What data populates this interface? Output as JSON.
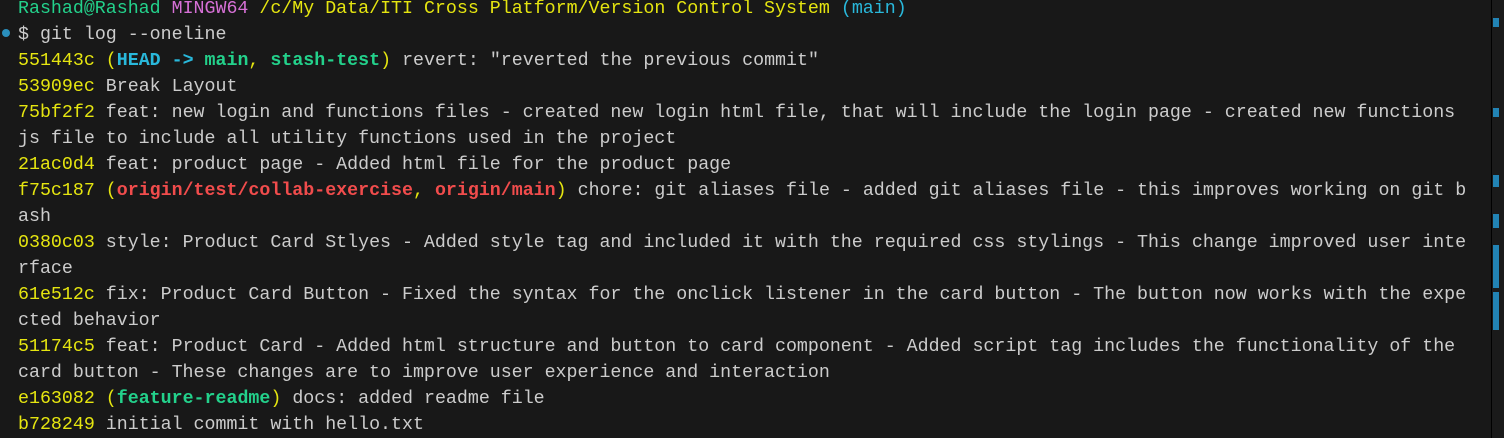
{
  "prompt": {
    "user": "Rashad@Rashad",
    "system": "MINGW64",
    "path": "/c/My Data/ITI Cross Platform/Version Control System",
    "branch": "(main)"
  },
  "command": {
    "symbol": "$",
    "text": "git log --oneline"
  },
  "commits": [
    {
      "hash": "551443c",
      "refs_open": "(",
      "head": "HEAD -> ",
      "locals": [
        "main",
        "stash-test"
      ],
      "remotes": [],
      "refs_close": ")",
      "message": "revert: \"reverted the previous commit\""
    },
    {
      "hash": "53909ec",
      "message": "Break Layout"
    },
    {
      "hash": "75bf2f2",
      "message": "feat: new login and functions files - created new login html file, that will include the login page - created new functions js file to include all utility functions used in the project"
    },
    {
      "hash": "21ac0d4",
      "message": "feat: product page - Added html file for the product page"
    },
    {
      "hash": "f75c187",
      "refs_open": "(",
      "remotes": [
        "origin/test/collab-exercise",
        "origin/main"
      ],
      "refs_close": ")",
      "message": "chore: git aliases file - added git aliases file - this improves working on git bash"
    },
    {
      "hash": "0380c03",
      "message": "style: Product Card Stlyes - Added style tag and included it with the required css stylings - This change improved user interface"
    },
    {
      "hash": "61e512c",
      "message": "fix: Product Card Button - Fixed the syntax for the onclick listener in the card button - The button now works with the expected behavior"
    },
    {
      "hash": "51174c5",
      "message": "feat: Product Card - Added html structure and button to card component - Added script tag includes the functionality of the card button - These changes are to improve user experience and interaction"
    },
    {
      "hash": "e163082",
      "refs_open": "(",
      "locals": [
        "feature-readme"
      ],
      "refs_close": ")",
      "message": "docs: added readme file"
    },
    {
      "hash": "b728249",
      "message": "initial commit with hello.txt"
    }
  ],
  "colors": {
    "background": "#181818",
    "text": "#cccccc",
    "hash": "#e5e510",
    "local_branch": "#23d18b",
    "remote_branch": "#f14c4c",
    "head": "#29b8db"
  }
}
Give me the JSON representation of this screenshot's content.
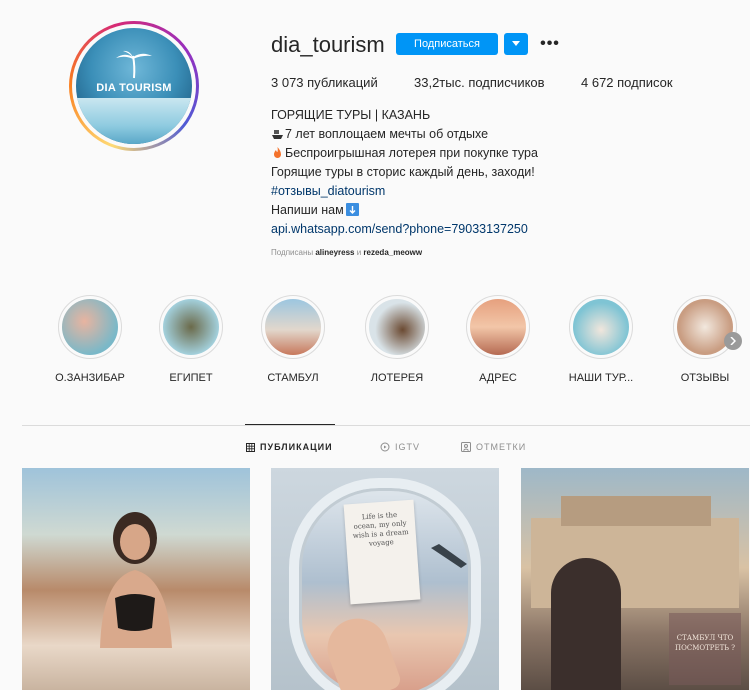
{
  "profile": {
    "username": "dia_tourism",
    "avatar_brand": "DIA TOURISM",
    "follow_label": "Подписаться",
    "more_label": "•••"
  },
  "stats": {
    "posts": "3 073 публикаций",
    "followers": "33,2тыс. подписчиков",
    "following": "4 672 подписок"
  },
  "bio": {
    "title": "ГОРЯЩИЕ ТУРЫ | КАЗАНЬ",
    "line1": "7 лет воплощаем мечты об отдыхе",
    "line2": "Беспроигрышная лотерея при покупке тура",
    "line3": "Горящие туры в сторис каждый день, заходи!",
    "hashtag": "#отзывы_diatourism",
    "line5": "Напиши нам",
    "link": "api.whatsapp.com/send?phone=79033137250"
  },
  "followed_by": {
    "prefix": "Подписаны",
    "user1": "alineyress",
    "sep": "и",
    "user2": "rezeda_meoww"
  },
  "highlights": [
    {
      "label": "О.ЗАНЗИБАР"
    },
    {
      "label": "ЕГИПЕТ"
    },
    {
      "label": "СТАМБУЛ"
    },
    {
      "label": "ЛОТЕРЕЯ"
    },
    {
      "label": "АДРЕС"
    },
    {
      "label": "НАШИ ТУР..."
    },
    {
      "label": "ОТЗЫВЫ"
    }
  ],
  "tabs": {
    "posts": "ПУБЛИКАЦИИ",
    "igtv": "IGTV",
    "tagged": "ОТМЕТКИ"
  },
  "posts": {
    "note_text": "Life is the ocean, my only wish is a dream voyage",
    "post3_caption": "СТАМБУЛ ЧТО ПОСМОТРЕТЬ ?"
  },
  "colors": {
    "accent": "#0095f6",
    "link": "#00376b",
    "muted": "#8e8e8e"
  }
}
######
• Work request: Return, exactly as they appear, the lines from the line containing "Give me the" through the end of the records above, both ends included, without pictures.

• Result:
Give me the JSON representation of this screenshot's content.
{
  "profile": {
    "username": "dia_tourism",
    "avatar_brand": "DIA TOURISM",
    "follow_label": "Подписаться",
    "more_label": "•••"
  },
  "stats": {
    "posts": "3 073 публикаций",
    "followers": "33,2тыс. подписчиков",
    "following": "4 672 подписок"
  },
  "bio": {
    "title": "ГОРЯЩИЕ ТУРЫ | КАЗАНЬ",
    "line1": "7 лет воплощаем мечты об отдыхе",
    "line2": "Беспроигрышная лотерея при покупке тура",
    "line3": "Горящие туры в сторис каждый день, заходи!",
    "hashtag": "#отзывы_diatourism",
    "line5": "Напиши нам",
    "link": "api.whatsapp.com/send?phone=79033137250"
  },
  "followed_by": {
    "prefix": "Подписаны",
    "user1": "alineyress",
    "sep": "и",
    "user2": "rezeda_meoww"
  },
  "highlights": [
    {
      "label": "О.ЗАНЗИБАР"
    },
    {
      "label": "ЕГИПЕТ"
    },
    {
      "label": "СТАМБУЛ"
    },
    {
      "label": "ЛОТЕРЕЯ"
    },
    {
      "label": "АДРЕС"
    },
    {
      "label": "НАШИ ТУР..."
    },
    {
      "label": "ОТЗЫВЫ"
    }
  ],
  "tabs": {
    "posts": "ПУБЛИКАЦИИ",
    "igtv": "IGTV",
    "tagged": "ОТМЕТКИ"
  },
  "posts": {
    "note_text": "Life is the ocean, my only wish is a dream voyage",
    "post3_caption": "СТАМБУЛ ЧТО ПОСМОТРЕТЬ ?"
  },
  "colors": {
    "accent": "#0095f6",
    "link": "#00376b",
    "muted": "#8e8e8e"
  }
}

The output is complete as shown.